The Banker's Algorithm is a strategy for deadlock prevention. In an operating system, deadlock is a state in which two or more processes are "stuck" in a circular wait state. All deadlocked processes are waiting for resources held by other processes. Because most systems are non-preemptive (that is, will not take resources held by a process away from it), and employ a hold and wait method for dealing with system resources (that is, once a process gets a certain resource it will not give it up voluntarily), deadlock is a dangerous state that can cause poor system performance.
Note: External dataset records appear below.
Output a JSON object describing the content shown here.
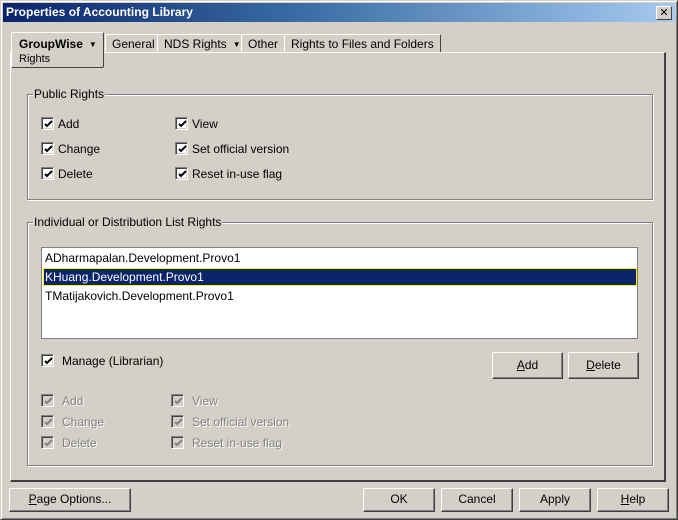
{
  "window": {
    "title": "Properties of Accounting Library",
    "close_label": "✕"
  },
  "tabs": [
    {
      "label": "GroupWise",
      "sublabel": "Rights",
      "has_dropdown": true,
      "active": true
    },
    {
      "label": "General",
      "has_dropdown": false,
      "active": false
    },
    {
      "label": "NDS Rights",
      "has_dropdown": true,
      "active": false
    },
    {
      "label": "Other",
      "has_dropdown": false,
      "active": false
    },
    {
      "label": "Rights to Files and Folders",
      "has_dropdown": false,
      "active": false
    }
  ],
  "dropdown_arrow": "▼",
  "public_rights": {
    "title": "Public Rights",
    "checkboxes": [
      {
        "label": "Add",
        "checked": true
      },
      {
        "label": "Change",
        "checked": true
      },
      {
        "label": "Delete",
        "checked": true
      },
      {
        "label": "View",
        "checked": true
      },
      {
        "label": "Set official version",
        "checked": true
      },
      {
        "label": "Reset in-use flag",
        "checked": true
      }
    ]
  },
  "individual_rights": {
    "title": "Individual or Distribution List Rights",
    "list": [
      {
        "name": "ADharmapalan.Development.Provo1",
        "selected": false
      },
      {
        "name": "KHuang.Development.Provo1",
        "selected": true
      },
      {
        "name": "TMatijakovich.Development.Provo1",
        "selected": false
      }
    ],
    "manage": {
      "label": "Manage (Librarian)",
      "checked": true
    },
    "add_button": {
      "mnemonic": "A",
      "rest": "dd"
    },
    "delete_button": {
      "mnemonic": "D",
      "rest": "elete"
    },
    "checkboxes": [
      {
        "label": "Add",
        "checked": true,
        "disabled": true
      },
      {
        "label": "Change",
        "checked": true,
        "disabled": true
      },
      {
        "label": "Delete",
        "checked": true,
        "disabled": true
      },
      {
        "label": "View",
        "checked": true,
        "disabled": true
      },
      {
        "label": "Set official version",
        "checked": true,
        "disabled": true
      },
      {
        "label": "Reset in-use flag",
        "checked": true,
        "disabled": true
      }
    ]
  },
  "footer": {
    "page_options": {
      "mnemonic": "P",
      "rest": "age Options..."
    },
    "ok": "OK",
    "cancel": "Cancel",
    "apply": "Apply",
    "help": {
      "mnemonic": "H",
      "rest": "elp"
    }
  }
}
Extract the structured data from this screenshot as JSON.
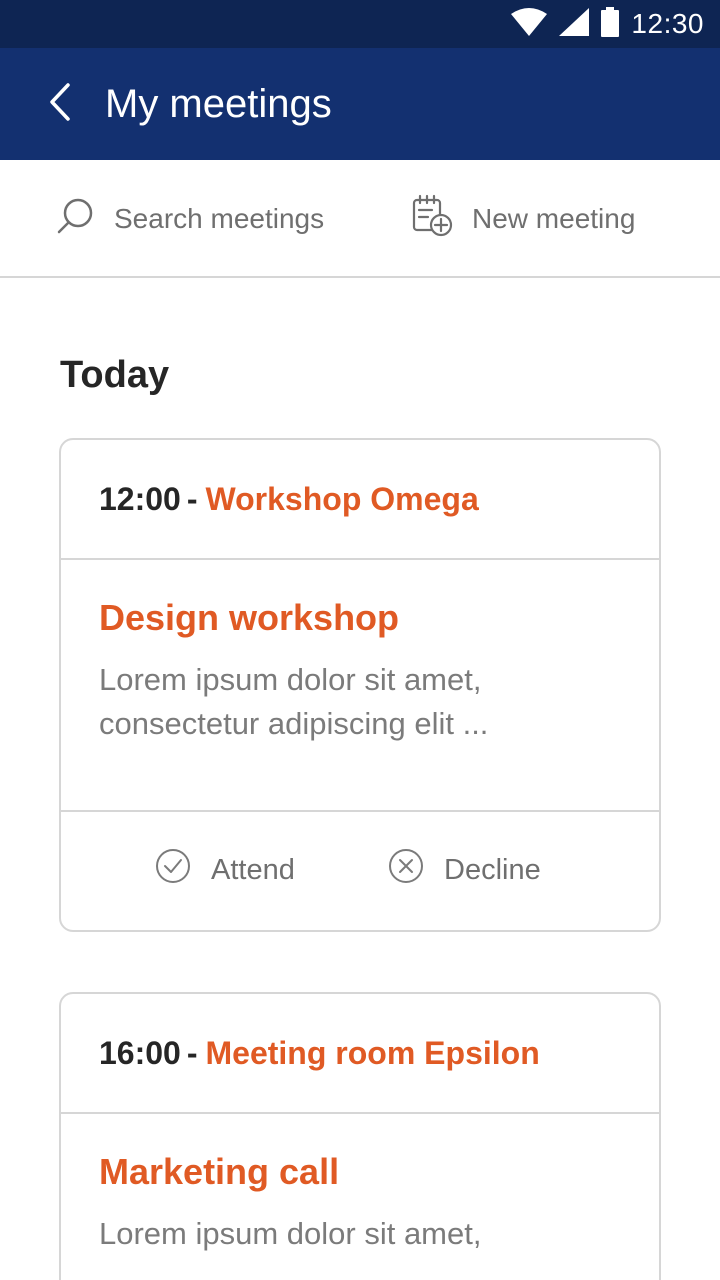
{
  "status_bar": {
    "time": "12:30",
    "icons": [
      "wifi-icon",
      "signal-icon",
      "battery-icon"
    ]
  },
  "app_bar": {
    "title": "My meetings",
    "back_icon": "back-chevron-icon"
  },
  "toolbar": {
    "search_label": "Search meetings",
    "new_meeting_label": "New meeting"
  },
  "section": {
    "title": "Today"
  },
  "meetings": [
    {
      "time": "12:00",
      "separator": "-",
      "room": "Workshop Omega",
      "title": "Design workshop",
      "description": "Lorem ipsum dolor sit amet, consectetur adipiscing elit ...",
      "attend_label": "Attend",
      "decline_label": "Decline"
    },
    {
      "time": "16:00",
      "separator": "-",
      "room": "Meeting room Epsilon",
      "title": "Marketing call",
      "description": "Lorem ipsum dolor sit amet,"
    }
  ],
  "colors": {
    "status_bar": "#0e2553",
    "app_bar": "#133070",
    "accent": "#e05a24",
    "text_dark": "#262626",
    "text_muted": "#7b7b7b",
    "border": "#d6d6d6"
  }
}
One reason this algorithm is not widely used in the real world is because to use it the operating system must know the maximum amount of resources that every process is going to need at all times. Therefore, for example, a just-executed program must declare up-front that it will be needing no more than, say, 400K of memory. The operating system would then store the limit of 400K and use it in the deadlock avoidance calculations.

The Banker's Algorithm seeks to prevent deadlock by becoming involved in the granting or denying of system resources. Each time that a process needs a particular non-sharable resource, the request must be approved by the banker.
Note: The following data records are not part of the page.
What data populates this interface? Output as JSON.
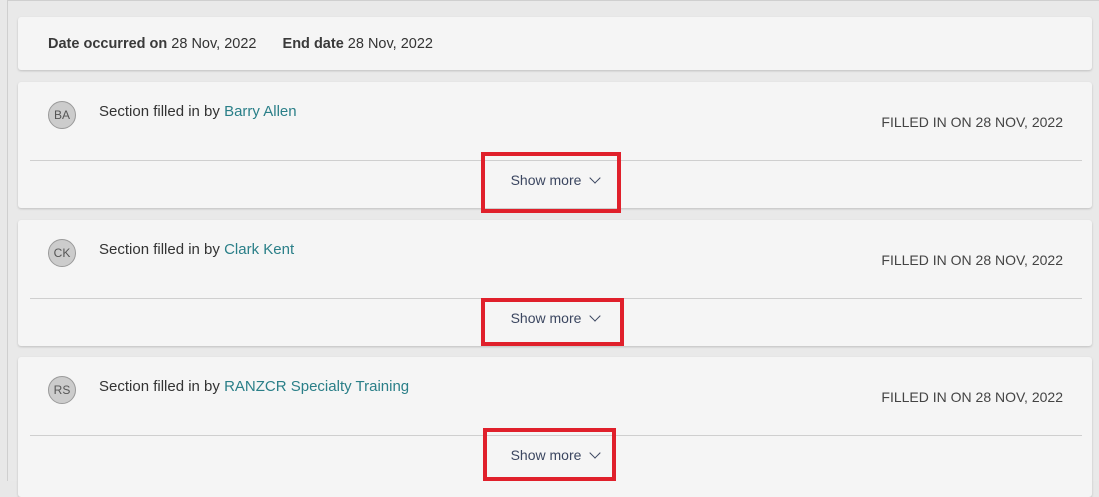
{
  "header": {
    "date_occurred_label": "Date occurred on",
    "date_occurred_value": "28 Nov, 2022",
    "end_date_label": "End date",
    "end_date_value": "28 Nov, 2022"
  },
  "sections": [
    {
      "initials": "BA",
      "filled_by_prefix": "Section filled in by",
      "filled_by_name": "Barry Allen",
      "filled_on_prefix": "FILLED IN ON",
      "filled_on_date": "28 NOV, 2022",
      "show_more_label": "Show more"
    },
    {
      "initials": "CK",
      "filled_by_prefix": "Section filled in by",
      "filled_by_name": "Clark Kent",
      "filled_on_prefix": "FILLED IN ON",
      "filled_on_date": "28 NOV, 2022",
      "show_more_label": "Show more"
    },
    {
      "initials": "RS",
      "filled_by_prefix": "Section filled in by",
      "filled_by_name": "RANZCR Specialty Training",
      "filled_on_prefix": "FILLED IN ON",
      "filled_on_date": "28 NOV, 2022",
      "show_more_label": "Show more"
    }
  ],
  "colors": {
    "link_name": "#2a7f88",
    "highlight": "#e0202b",
    "show_more_text": "#3b4660"
  },
  "icons": {
    "show_more": "chevron-down-icon"
  }
}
The banker is a conservative loaner. Every time that a process makes a request of for a resource to be ``loaned'' the banker takes a careful look at the bank books and attempts to determine whether or not a deadlock state could possibly arise in the future if the loan request is approved.

This determination is made by ``pretending'' to grant the request and then looking at the resulting post-granted request system state. After granting a resource request there will be an amount of that resource left free in the system, f. Further, there may be other processes in system. We demanded that each of these other processes state the maximum amount of all system resources they needed to terminate up-front so, therefore, we know how much of each resource every process is holding and has claim to.

If the banker has enough free resource to guarantee that even one process can terminate, it can then take the resource held by that process and add it to the free pool. At this point the banker can look at the (hopefully) now larger free pool and attempt to guarantee that another process will terminate by checking whether its claim can be met. If the banker can guarantee that all jobs in system will terminate, it approves the loan in question.

If, on the other hand, at any point in the reduction the banker cannot guarantee any processes will terminate because there is not enough free resource to meet the smallest claim, a state of deadlock can ensue. This is called an unsafe state. In this case the loan request in question is denied and the requesting process is usually blocked.

The efficiency of the Banker's algorithm depends greatly on how it is implemented. For example, if the bank books are kept sorted by process claim size, adding new process information to the table is O(n) but reducing the table is simplified. However if the table is kept in no order, adding a new entry is O(1) however reducing the table is less efficient.

Scott Gasch